━━━ Source records

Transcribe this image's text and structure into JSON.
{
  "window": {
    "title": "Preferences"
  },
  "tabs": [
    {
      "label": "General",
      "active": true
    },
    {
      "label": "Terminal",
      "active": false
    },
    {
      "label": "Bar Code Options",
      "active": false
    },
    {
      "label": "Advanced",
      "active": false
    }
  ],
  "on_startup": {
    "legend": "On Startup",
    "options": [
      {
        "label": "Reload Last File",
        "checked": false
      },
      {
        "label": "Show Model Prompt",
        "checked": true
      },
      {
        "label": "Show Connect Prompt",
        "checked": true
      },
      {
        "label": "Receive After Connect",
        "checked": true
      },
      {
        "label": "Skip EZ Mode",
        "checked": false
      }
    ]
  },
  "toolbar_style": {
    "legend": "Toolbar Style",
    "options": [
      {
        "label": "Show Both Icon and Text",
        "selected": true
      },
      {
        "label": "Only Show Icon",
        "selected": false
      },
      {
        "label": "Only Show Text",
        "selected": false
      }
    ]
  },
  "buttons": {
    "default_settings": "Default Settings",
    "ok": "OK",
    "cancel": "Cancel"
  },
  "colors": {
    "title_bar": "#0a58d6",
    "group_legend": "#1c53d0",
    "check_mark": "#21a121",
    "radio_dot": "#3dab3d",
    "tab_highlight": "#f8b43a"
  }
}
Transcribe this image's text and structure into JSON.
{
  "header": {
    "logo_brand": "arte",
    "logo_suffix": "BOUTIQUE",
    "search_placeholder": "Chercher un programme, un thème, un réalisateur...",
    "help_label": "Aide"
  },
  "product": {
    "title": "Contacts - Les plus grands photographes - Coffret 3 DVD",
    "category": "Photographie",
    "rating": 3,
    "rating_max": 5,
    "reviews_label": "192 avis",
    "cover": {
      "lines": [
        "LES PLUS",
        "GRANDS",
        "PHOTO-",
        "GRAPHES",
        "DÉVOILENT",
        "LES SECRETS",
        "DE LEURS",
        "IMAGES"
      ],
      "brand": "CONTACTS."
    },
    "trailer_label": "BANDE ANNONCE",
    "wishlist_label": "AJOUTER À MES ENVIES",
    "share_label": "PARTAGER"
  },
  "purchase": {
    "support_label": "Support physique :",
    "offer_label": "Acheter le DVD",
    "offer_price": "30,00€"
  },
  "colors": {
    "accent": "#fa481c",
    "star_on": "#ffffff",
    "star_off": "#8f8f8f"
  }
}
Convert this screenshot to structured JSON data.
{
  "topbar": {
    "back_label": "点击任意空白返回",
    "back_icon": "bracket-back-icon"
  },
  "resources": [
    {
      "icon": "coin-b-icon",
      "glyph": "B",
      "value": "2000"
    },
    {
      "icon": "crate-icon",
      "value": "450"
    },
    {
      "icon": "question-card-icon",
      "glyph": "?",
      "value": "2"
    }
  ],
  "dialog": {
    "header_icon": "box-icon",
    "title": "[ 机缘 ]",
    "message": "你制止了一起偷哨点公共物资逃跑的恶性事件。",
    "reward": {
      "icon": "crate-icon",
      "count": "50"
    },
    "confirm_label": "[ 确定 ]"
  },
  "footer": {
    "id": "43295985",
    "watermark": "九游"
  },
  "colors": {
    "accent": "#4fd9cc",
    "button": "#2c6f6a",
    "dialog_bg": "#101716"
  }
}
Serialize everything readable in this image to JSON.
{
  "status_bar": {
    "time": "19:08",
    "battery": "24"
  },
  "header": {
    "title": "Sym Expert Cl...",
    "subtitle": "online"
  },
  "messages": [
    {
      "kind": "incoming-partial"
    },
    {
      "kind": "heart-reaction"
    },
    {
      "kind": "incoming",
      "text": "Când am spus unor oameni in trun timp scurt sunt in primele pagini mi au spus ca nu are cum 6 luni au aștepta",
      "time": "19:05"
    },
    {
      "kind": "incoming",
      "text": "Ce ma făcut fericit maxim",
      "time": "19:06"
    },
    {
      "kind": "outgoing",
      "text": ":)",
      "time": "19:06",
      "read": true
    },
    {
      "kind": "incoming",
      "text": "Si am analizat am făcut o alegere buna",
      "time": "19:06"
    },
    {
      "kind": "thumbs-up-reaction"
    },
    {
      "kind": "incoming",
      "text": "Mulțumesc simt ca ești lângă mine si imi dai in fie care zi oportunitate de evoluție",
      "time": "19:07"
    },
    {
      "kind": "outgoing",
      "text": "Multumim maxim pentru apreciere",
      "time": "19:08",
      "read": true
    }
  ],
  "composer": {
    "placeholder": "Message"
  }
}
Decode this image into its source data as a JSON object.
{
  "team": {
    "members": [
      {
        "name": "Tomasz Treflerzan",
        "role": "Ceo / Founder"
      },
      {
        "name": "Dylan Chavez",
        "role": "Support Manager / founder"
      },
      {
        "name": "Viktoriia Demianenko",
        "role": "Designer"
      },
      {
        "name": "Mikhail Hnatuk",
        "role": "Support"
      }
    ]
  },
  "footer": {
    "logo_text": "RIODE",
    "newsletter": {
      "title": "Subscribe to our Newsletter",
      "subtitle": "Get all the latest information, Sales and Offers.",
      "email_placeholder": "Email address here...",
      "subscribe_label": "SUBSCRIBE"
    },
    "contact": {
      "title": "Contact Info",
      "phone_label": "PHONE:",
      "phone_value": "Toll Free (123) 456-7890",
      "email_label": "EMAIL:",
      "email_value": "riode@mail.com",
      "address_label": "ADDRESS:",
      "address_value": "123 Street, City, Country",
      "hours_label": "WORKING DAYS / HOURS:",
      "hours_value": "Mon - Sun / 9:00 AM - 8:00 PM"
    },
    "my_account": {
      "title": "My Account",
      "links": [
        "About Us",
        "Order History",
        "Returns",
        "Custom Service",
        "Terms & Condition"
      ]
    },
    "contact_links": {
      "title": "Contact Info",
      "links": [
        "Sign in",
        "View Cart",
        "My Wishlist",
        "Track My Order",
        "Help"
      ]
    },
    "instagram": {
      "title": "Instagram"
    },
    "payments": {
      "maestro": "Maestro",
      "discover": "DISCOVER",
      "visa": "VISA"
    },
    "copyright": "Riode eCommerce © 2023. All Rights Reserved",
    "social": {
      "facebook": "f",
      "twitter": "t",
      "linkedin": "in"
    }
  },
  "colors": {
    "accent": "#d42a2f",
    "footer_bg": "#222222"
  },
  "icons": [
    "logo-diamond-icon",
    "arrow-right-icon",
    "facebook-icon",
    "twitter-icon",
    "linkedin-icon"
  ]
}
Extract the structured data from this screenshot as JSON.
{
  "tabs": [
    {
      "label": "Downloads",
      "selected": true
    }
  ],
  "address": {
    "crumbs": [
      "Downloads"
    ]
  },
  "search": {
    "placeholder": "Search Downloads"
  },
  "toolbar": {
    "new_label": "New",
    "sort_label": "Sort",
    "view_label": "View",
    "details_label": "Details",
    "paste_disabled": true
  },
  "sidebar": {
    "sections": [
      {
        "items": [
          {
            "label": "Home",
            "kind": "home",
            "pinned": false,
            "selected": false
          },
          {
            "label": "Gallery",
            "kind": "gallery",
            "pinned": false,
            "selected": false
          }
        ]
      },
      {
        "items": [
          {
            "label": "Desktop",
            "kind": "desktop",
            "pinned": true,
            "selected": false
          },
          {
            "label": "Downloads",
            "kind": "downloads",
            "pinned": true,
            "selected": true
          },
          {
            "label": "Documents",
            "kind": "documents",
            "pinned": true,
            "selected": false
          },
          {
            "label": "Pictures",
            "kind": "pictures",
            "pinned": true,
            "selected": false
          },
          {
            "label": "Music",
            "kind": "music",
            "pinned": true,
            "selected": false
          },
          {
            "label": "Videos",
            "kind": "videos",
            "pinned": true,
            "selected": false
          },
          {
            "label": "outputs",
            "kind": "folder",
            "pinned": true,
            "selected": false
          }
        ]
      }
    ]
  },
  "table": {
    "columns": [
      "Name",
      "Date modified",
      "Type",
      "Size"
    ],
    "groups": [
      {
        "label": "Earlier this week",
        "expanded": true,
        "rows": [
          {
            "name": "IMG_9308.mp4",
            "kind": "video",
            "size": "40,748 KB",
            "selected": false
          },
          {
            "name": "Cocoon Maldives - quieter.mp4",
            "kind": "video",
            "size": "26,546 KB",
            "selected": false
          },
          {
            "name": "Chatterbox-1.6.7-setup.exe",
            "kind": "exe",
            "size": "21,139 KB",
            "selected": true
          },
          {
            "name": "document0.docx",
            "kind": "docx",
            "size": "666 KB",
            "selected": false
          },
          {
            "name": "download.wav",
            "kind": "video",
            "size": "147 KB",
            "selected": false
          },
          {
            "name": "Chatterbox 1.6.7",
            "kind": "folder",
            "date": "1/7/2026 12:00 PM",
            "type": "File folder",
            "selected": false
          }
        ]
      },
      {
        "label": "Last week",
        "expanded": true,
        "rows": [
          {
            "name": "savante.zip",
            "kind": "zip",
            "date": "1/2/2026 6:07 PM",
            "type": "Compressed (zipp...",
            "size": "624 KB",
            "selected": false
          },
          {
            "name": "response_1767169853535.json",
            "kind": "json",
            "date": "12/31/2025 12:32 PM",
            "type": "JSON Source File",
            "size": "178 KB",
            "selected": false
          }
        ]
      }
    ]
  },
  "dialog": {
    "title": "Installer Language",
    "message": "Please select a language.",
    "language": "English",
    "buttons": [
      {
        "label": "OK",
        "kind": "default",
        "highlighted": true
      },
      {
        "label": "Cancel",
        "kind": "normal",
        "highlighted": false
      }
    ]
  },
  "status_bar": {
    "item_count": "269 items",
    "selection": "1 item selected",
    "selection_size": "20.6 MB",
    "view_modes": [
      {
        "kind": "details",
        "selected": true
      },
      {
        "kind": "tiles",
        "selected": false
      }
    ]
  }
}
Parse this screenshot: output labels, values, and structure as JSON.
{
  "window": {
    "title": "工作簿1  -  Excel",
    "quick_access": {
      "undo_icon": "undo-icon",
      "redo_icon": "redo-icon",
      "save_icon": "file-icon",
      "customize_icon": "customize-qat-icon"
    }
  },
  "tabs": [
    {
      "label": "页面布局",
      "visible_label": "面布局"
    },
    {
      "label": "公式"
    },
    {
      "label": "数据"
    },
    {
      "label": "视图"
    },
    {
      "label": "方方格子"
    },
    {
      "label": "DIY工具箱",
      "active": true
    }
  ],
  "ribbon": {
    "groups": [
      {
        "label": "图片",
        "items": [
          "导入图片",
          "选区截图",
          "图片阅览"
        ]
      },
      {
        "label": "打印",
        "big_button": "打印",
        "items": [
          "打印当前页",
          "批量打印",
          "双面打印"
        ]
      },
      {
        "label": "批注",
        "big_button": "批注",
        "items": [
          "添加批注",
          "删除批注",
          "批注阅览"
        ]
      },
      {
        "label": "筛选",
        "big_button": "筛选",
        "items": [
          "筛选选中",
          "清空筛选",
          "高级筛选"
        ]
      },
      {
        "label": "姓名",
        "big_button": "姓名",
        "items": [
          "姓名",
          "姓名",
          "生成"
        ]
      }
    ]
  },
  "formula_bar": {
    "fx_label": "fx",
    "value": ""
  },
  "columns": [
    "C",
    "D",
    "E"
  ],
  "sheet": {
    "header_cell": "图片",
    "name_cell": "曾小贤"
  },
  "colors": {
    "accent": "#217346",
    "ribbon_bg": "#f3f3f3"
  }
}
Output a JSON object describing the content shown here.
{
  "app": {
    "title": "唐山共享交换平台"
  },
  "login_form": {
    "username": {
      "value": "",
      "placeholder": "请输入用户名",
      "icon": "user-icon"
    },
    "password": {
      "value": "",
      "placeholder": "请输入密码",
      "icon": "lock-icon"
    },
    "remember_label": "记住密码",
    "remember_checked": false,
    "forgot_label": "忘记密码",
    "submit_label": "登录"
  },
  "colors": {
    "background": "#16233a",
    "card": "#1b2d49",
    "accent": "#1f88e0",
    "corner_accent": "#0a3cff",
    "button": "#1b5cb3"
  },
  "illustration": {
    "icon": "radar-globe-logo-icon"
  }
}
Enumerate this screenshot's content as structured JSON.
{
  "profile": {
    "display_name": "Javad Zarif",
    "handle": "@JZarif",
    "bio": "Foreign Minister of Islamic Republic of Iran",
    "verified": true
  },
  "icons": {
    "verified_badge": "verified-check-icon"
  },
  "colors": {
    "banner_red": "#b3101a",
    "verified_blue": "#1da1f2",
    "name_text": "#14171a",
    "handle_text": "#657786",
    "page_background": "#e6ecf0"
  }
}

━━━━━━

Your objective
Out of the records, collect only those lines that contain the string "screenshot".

Solution for this problem
Convert this screenshot to structured JSON data.
Extract the structured data from this screenshot as JSON.
Parse this screenshot: output labels, values, and structure as JSON.
Enumerate this screenshot's content as structured JSON.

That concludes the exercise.